Robert Charles Holub

Robert Charles Holub

Class: 1967Inducted: 2018

Robert Holub distinguished himself as a teacher, scholar, and administrator in several of the premier institutions in public higher education in the United States.

After graduating second in his class from Asbury Park High School in 1967, he attended the University of Pennsylvania, where he majored in the natural sciences. After a year working in a pharmaceutical firm, he matriculated in the graduate program in Comparative Literature at the University of Wisconsin-Madison, eventually earning two Masters degrees – one in Comparative Literature and one in German – and a doctorate (magna cum laude) in German.

In 1979 Robert was appointed Assistant Professor of German at the University of California at Berkeley, where he rapidly moved through the academic ranks and was promoted to Full Professor in 1989. He chaired the German Department at Berkeley from 1991-1996 and subsequently served as Dean of the Undergraduate Division in the College of Letters and Science from 2003-2006.

From 2006-2008 he occupied the position of Provost and Vice Chancellor for Academic Affairs at the University of Tennessee in Knoxville. In 2008 he moved to Western Massachusetts to serve as Chancellor at the University of Massachusetts Amherst.
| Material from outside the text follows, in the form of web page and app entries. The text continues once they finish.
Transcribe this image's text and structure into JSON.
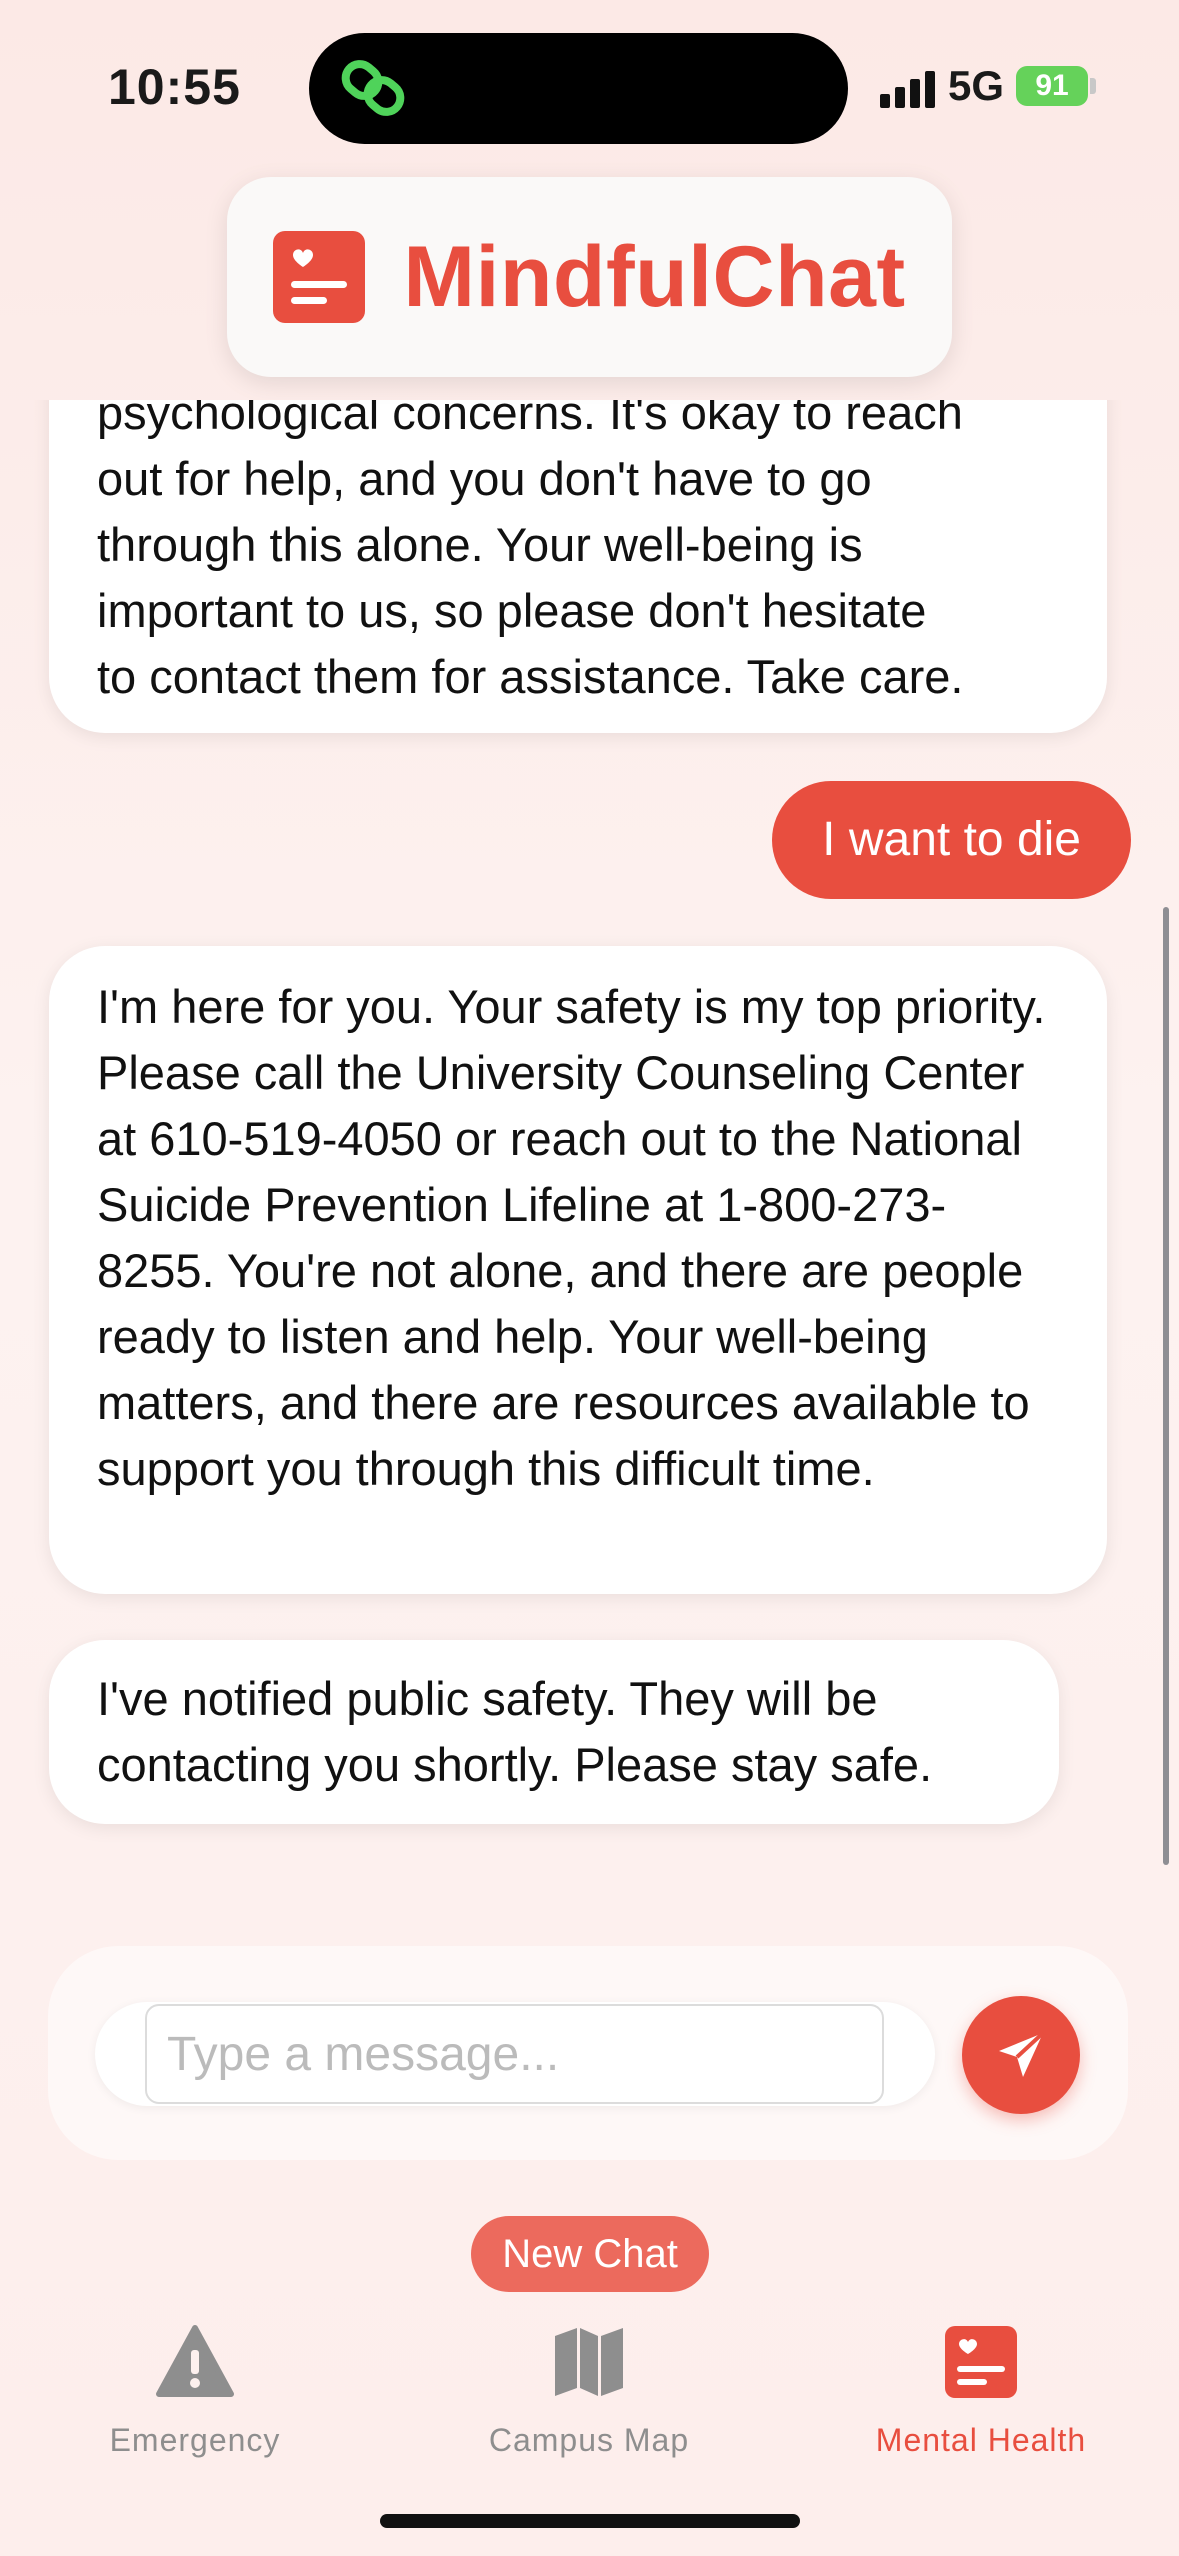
{
  "status_bar": {
    "time": "10:55",
    "network": "5G",
    "battery": "91"
  },
  "header": {
    "title": "MindfulChat"
  },
  "messages": [
    {
      "role": "assistant",
      "lines": [
        "psychological concerns. It's okay to reach",
        "out for help, and you don't have to go",
        "through this alone. Your well-being is",
        "important to us, so please don't hesitate",
        "to contact them for assistance. Take care."
      ]
    },
    {
      "role": "user",
      "text": "I want to die"
    },
    {
      "role": "assistant",
      "text": "I'm here for you. Your safety is my top priority. Please call the University Counseling Center at 610-519-4050 or reach out to the National Suicide Prevention Lifeline at 1-800-273-8255. You're not alone, and there are people ready to listen and help. Your well-being matters, and there are resources available to support you through this difficult time."
    },
    {
      "role": "assistant",
      "text": "I've notified public safety. They will be contacting you shortly. Please stay safe."
    }
  ],
  "composer": {
    "placeholder": "Type a message...",
    "value": ""
  },
  "new_chat_label": "New Chat",
  "tabs": [
    {
      "label": "Emergency",
      "icon": "warning-triangle-icon"
    },
    {
      "label": "Campus Map",
      "icon": "map-icon"
    },
    {
      "label": "Mental Health",
      "icon": "heart-document-icon",
      "active": true
    }
  ],
  "colors": {
    "accent": "#e84e3f",
    "inactive": "#8e8e8e",
    "battery": "#65d25a"
  }
}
Robert returned to the faculty in 2012 with an appointment as Ohio Eminent Scholar in German at Ohio State University, a position he continues to hold. In 2014 he began a four-year term as Chair of Ohio State’s Department of Germanic Languages and Literatures.

In his academic career Robert has specialized in the literary, cultural, and intellectual history of Germany from the eighteenth through the twenty-first century. He is the author of eight books dealing with a variety of topics: from volumes on the German-Jewish author Heinrich Heine and on literary and aesthetic theory to monographs on the philosopher Friedrich Nietzsche and Jürgen Habermas. He has published over a hundred scholarly essays in various venues, and selected writings have been translated into a half-dozen foreign languages.
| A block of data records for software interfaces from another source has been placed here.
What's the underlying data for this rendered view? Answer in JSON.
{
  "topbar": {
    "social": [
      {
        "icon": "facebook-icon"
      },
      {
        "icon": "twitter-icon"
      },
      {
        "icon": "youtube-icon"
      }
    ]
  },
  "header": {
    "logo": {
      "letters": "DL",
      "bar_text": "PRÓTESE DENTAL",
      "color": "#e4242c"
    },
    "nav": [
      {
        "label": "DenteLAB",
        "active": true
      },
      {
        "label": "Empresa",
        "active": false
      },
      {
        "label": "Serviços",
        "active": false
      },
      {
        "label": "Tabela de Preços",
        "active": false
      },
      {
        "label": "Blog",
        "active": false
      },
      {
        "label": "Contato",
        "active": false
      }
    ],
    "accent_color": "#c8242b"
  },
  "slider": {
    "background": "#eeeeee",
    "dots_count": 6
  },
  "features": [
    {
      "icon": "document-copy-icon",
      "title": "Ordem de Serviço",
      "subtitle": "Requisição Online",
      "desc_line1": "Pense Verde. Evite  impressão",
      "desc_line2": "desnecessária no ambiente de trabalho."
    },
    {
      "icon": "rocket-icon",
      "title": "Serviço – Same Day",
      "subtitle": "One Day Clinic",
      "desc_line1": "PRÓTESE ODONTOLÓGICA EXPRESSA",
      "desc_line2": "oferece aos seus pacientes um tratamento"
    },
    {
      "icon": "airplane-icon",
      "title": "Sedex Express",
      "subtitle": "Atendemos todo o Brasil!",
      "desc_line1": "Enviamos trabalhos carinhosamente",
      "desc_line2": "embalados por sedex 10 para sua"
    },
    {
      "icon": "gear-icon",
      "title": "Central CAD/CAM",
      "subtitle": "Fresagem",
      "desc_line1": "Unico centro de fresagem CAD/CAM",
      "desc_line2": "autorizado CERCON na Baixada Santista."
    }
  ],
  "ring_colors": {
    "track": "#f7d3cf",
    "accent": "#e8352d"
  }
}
One of his favorite quotes stems from Theodore Roosevelt: "Keep your eyes on the stars and your feet on the ground."